Once you’ve got a house style, the challenges are keeping it relevant and getting it used. This week we conclude our discussion with editor Carol Harrison about her experience creating a house style sheet for Financial Reporting & Assurance Standards (FRAS) Canada—the umbrella body representing Canada’s accounting and auditing standard-setting family of three boards and two oversight councils.
Keeping House Style Up to Date
“I have a dedicated section in my personal, hand-written editing log for things I want to add to the next edition style guide,” Harrison says. “Also, I fully expect users to find things that can be improved. To that end, we are thinking of ways to engage staff in helping us [with revisions]. That might happen in about six months, with a second edition [being released] about six months later. So a year after the first edition. I think that is reasonable, given our workloads.”
User testing and involving higher-ups from the outset were integral to Harrison getting buy-in so that people use the house style. Their light-hearted contest helped get users to look at it, too. Making it accessible, however, was key: “It’s available in-house as a PDF with basic navigation and as a Cerlox-bound, four-color print edition.”

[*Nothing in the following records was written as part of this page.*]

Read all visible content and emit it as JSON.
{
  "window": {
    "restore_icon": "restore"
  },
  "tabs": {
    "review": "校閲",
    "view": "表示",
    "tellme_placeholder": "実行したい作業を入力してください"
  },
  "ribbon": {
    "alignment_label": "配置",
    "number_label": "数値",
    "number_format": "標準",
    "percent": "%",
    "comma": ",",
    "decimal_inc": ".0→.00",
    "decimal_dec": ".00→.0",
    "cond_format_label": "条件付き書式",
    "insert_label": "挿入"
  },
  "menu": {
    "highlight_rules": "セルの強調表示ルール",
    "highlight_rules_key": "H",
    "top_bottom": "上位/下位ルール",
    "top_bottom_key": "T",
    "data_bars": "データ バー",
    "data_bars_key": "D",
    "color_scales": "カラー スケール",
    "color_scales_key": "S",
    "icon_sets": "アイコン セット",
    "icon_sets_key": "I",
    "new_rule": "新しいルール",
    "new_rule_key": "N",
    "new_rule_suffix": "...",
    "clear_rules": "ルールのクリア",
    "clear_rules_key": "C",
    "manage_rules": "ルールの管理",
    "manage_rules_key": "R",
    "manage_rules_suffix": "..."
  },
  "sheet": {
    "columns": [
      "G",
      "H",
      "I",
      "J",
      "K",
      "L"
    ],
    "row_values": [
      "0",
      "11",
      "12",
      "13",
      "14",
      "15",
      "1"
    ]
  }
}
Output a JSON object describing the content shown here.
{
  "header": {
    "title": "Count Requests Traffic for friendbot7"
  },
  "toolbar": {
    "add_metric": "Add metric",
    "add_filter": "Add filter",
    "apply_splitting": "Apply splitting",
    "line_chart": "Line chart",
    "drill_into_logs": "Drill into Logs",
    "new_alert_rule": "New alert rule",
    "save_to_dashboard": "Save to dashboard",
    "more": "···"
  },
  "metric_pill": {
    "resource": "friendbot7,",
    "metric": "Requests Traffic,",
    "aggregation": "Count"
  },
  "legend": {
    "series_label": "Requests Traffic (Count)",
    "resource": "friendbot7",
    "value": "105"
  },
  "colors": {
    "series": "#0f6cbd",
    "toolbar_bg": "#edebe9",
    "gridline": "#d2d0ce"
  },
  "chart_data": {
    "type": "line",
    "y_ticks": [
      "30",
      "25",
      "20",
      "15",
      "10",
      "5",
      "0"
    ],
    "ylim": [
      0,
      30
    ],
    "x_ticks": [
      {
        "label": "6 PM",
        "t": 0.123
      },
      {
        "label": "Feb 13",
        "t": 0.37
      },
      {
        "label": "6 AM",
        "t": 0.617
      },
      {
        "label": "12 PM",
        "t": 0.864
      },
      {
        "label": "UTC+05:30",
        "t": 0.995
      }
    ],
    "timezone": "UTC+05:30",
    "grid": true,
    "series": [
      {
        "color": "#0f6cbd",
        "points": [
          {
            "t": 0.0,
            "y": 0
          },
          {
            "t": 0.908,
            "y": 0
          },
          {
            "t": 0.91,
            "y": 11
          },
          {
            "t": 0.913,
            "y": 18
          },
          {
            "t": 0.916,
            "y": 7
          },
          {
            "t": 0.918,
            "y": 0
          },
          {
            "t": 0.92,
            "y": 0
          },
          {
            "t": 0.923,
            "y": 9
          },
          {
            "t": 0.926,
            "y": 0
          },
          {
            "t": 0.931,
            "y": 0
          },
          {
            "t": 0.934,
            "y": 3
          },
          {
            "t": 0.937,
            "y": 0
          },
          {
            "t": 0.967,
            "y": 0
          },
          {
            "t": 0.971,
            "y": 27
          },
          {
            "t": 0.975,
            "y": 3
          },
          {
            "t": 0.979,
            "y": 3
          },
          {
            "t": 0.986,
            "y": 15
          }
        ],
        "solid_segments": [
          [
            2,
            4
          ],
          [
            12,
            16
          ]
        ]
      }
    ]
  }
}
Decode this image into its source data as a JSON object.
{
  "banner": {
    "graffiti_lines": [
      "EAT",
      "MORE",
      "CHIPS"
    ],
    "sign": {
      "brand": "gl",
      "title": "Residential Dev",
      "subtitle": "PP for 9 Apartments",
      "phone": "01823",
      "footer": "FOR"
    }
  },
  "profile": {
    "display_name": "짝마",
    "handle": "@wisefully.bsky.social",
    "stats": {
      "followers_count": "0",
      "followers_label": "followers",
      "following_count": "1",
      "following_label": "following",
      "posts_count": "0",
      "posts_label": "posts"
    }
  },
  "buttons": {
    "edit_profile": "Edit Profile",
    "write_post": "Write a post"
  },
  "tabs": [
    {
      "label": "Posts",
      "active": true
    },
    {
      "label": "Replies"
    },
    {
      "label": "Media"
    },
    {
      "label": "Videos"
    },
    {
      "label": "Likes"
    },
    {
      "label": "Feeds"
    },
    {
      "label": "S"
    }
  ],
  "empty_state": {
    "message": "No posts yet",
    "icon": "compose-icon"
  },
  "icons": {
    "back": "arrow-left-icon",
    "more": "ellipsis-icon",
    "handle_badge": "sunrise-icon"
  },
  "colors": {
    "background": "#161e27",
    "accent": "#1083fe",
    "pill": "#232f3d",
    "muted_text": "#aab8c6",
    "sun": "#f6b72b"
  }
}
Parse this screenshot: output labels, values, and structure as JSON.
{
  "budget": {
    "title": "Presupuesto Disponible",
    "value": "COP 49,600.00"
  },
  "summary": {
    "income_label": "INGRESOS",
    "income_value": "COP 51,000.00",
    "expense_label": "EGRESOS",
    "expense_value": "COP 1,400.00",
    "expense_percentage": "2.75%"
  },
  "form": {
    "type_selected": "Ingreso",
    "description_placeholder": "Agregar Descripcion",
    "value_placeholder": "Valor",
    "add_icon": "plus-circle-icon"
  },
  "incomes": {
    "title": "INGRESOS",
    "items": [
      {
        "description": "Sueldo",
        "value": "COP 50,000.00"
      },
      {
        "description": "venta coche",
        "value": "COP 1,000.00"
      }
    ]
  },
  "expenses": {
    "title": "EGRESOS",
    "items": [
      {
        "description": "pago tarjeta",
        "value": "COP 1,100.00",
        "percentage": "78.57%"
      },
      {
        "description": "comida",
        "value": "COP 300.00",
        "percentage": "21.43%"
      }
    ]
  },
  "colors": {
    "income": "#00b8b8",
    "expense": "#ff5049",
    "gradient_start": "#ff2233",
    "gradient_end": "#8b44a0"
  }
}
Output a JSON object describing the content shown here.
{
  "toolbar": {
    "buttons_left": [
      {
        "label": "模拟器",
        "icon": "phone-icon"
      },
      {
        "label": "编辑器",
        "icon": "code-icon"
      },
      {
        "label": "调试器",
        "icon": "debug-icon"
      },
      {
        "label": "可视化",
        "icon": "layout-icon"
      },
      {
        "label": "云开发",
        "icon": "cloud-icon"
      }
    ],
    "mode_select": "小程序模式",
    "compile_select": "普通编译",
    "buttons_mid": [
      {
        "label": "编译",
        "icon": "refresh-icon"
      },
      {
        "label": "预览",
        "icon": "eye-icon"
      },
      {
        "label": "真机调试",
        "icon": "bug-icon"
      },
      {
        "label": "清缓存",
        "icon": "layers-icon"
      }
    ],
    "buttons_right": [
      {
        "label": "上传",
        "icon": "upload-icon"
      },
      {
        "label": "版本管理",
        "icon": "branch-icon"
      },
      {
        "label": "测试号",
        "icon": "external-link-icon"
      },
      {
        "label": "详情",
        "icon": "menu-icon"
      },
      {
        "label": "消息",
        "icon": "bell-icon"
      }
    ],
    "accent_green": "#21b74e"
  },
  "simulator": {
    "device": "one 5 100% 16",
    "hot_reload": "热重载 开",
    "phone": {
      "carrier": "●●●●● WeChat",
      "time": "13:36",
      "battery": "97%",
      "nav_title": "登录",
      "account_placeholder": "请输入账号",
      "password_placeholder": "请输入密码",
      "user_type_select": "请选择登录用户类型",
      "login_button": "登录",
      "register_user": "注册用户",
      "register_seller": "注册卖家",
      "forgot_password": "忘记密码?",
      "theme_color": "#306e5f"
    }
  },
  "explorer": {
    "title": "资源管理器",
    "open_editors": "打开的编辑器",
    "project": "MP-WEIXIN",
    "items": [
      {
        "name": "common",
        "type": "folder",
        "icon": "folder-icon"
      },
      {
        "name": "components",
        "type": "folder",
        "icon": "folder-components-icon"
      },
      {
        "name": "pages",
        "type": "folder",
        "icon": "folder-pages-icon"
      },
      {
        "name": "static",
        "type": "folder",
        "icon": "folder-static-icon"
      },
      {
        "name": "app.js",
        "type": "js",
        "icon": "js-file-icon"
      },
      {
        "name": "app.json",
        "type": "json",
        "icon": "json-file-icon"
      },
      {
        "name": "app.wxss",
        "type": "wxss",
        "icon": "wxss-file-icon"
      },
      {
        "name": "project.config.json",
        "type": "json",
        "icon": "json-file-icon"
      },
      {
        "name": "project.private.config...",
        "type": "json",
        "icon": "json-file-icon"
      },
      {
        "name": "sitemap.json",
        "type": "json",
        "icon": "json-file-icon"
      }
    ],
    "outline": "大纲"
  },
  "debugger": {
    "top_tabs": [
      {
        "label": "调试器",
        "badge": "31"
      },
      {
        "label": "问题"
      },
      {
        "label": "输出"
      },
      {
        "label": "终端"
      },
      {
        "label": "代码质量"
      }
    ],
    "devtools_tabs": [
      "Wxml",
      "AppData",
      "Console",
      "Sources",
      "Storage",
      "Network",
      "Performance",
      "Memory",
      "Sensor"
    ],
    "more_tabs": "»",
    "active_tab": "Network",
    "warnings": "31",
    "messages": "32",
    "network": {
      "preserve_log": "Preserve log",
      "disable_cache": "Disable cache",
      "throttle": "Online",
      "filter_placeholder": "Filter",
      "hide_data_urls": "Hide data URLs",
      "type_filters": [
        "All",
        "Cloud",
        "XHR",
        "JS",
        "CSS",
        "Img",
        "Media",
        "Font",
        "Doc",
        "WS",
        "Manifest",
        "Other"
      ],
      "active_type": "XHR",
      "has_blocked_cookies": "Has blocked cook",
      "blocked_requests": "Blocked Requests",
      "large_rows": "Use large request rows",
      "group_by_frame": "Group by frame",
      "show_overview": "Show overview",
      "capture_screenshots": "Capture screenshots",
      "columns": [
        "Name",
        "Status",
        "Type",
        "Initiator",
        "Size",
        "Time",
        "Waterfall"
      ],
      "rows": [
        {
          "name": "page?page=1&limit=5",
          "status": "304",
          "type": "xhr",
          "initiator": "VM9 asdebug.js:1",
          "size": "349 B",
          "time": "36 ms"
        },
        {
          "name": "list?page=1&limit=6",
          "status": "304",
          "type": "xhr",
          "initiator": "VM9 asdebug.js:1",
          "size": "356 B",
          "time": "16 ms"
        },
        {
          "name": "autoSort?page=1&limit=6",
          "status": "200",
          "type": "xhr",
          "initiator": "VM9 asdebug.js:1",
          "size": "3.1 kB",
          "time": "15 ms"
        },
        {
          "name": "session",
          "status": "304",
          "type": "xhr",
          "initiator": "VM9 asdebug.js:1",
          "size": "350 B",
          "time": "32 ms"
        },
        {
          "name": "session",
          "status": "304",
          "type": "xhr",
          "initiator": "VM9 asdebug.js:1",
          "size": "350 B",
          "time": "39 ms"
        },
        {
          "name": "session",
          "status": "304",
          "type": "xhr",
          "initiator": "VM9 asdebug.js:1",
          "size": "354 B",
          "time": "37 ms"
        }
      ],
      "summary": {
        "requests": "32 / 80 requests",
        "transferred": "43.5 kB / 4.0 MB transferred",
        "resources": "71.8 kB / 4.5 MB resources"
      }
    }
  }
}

Harrison did have a bit of an advantage getting buy-in from colleagues: since the company is mainly concerned with setting and maintaining standards, they wasn’t overly hard to convince them to use a standards guide.
“What’s interesting with working with standard setters,” she says, “is that they understand what setting a standard means; that I’m not just coming up with things out of the blue. If they have a question about, say block quotes, I can cite chapter and verse, so to speak, from Chicago, just as they can quote from the standards [FRAS] produce. Also, as a result of this, people come to me with all sorts of grammar and usage questions. I think that shows a level of trust, which is hugely important when editing someone else’s words.”
The official title of the FRAS house style is Standards Group Style Guide: Web and Technical Documents.